Extended Data Figure 3 Electron-probe microanalysis (Or–Ab–An diagrams) of the K–Ar-dated samples.

Results of the electron-probe microanalysis of feldspar separates of the mesh size fraction that was used in the K–Ar dating of samples listed in Extended Data Table 1. The full data are shown in Supplementary Table 3.

Extended Data Figure 4 Single crystal step-heating 40Ar–39Ar analysis.

Results of individual crystals with stable ages (indicated by arrows) are shown. Errors are 1σ. Samples 10TC-1 and 10TC-58 are from the same consolidated tuff unit collected <5 m apart. Samples 10TC-52 and 10TC-53 are from the same pumiceous tuff collected ~30 m apart. The weighted means of these are shown in Fig. 3 and Extended Data Table 1.

Extended Data Figure 5 Chorora Formation stratigraphic columns of the type locality, Beticha and nearby localities.

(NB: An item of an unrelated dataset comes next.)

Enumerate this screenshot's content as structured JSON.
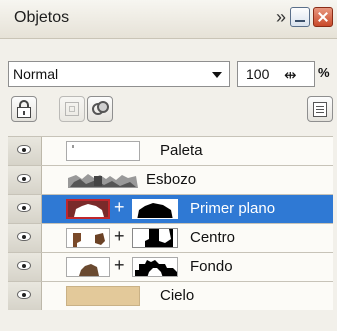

The sections were taken at exposures adjacent to or continuous with the sampling locations of the dated volcanic samples (coordinates tabulated in Extended Data Table 1). Radioisotopic dates (K–Ar ages) and samples correspond to those shown in Fig. 3 and Extended Data Table 1. Eight tephra units are considered to occur at multiple localities, and shown as marker tuffs CT-1 to CT-8. The analytical details of the tuffs are presented in Supplementary Tables 1 and 2. CT-6 is identified at Adadi from lithologic, petrographic, glass morphology and refractive index analyses. Results of the remanent magnetism analysis are given in Supplementary Table 4. See Extended Data Fig. 6 for explanation of the lithological codes.

Extended Data Figure 6 Chorora Formation stratigraphic columns of the western localities.

The sections were taken at exposures adjacent to or continuous with the sampling locations of the dated volcanic samples (coordinates tabulated in Extended Data Table 1). Radioisotopic dates (K–Ar ages) and samples correspond to those shown in Fig. 3 and Extended Data Table 1. Tephra unit CT-4 occurs at multiple localities. The analytical details of the tuffs are presented in Supplementary Tables 1 and 2. Analytical results of the remanent magnetism analysis are given in Supplementary Table 4.

Extended Data Table 1 Summary of K–Ar and 40Ar–39Ar dating
Extended Data Table 2 List of mammalian taxa recovered from the Chorora Formation, and comparison with the 9.5–9.9 Myr old Nakali/Samburu Hills fauna and the 6.5–7.4 Myr old Lothagam Lower Nawata Member fauna
Extended Data Table 3 Values of δ13C and δ18O of Chorora Formation hipparionin and hippopotamid tooth enamel

Supplementary information

Supplementary Tables

This file contains Supplementary Tables 1-4. (PDF 299 kb)

PowerPoint slides

Rights and permissions

Reprints and Permissions

About this article

Verify currency and authenticity via CrossMark

Cite this article

Katoh, S., Beyene, Y., Itaya, T. et al. New geological and palaeontological age constraint for the gorilla–human lineage split. Nature 530, 215–218 (2016). https://doi.org/10.1038/nature16510

Download citation

Further reading

Comments

By submitting a comment you agree to abide by our Terms and Community Guidelines. If you find something abusive or that does not comply with our terms or guidelines please flag it as inappropriate.

Search

Quick links

Nature Briefing

Sign up for the Nature Briefing newsletter — what matters in science, free to your inbox daily.

Get the most important science stories of the day, free in your inbox. Sign up for Nature Briefing